Hi, Maira.

The discriminant is the part of the quadratic formula that is under the radical sign, that is, b2-4ac. You can use it to determine how many real solutions the equation has.

First, bring all the terms to one side of the equation:

6x2 - 2x + 1 = 0

a = 6
b = -2
c = 1

b2 - 4ac  =  (-2)2 - 4(6)(1) = 4 - 24 = -20

The discriminant is -20. (This also tells you that there are no real solutions to this equation.)

Hope this helps!

To put the equation, 6x^2 = 2x - 1 into the standard quadratic equation form, that is: ax^2 + bx + c = 0, subtract (2x - 1) from both sides to yield 6x^2 - 2x + 1. Then, a = 6, b = -2, and c = 1. The discriminant indicates the nature of the equation's roots (complex or real) and is defined as b^2 - 4ac. The discriminant becomes (-2)^2 - 4*6*1 = 4 - 24 = -20. Therefore, the answer is a. Note that the negative value indicates that the roots to this equation are complex.

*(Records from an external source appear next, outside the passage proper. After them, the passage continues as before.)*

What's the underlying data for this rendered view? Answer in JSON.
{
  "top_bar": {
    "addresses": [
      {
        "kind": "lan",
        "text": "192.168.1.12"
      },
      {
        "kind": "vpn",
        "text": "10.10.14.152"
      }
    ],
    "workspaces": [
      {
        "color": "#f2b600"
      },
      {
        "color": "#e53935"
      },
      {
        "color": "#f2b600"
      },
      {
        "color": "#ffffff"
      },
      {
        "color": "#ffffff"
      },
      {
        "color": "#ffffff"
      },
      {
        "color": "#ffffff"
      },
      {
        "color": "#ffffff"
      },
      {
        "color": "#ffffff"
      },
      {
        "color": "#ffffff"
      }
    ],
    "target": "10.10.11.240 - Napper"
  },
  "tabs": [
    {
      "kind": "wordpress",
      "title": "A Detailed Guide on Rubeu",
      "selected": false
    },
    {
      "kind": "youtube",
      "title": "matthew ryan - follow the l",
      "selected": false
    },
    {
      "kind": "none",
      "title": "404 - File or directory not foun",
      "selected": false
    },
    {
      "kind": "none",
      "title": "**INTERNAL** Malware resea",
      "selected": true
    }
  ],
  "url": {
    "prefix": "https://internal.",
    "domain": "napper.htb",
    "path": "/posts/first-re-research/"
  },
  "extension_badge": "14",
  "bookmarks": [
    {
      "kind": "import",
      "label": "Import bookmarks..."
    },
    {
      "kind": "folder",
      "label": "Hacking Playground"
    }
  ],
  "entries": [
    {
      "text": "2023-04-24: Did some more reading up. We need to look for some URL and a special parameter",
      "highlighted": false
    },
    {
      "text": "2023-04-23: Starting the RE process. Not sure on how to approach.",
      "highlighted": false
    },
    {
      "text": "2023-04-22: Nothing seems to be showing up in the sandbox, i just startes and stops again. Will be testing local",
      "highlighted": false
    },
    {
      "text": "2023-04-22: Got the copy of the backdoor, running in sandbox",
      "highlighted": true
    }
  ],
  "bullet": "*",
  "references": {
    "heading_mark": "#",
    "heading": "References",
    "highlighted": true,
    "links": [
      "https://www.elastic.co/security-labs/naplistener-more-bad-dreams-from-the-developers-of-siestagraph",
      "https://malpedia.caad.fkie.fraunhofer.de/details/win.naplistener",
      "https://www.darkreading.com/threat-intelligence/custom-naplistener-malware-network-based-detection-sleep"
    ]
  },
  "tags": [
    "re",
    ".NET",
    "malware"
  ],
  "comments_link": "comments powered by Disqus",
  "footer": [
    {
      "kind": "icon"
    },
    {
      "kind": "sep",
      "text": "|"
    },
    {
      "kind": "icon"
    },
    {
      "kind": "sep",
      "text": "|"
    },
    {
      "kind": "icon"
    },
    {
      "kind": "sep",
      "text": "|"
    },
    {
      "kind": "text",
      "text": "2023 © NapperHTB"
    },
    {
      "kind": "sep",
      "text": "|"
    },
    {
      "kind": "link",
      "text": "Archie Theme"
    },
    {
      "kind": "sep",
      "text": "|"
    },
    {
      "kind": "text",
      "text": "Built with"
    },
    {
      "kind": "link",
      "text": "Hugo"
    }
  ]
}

6x2 = 2x – 1
6x2 – 2x + 1 = 0
a = 6, b = - 2, c = 1
D = b2 – 4ac
D = (- 2)2 – 4 • 6 • 1 = 4 – 24 = - 20
So, the answer is (a)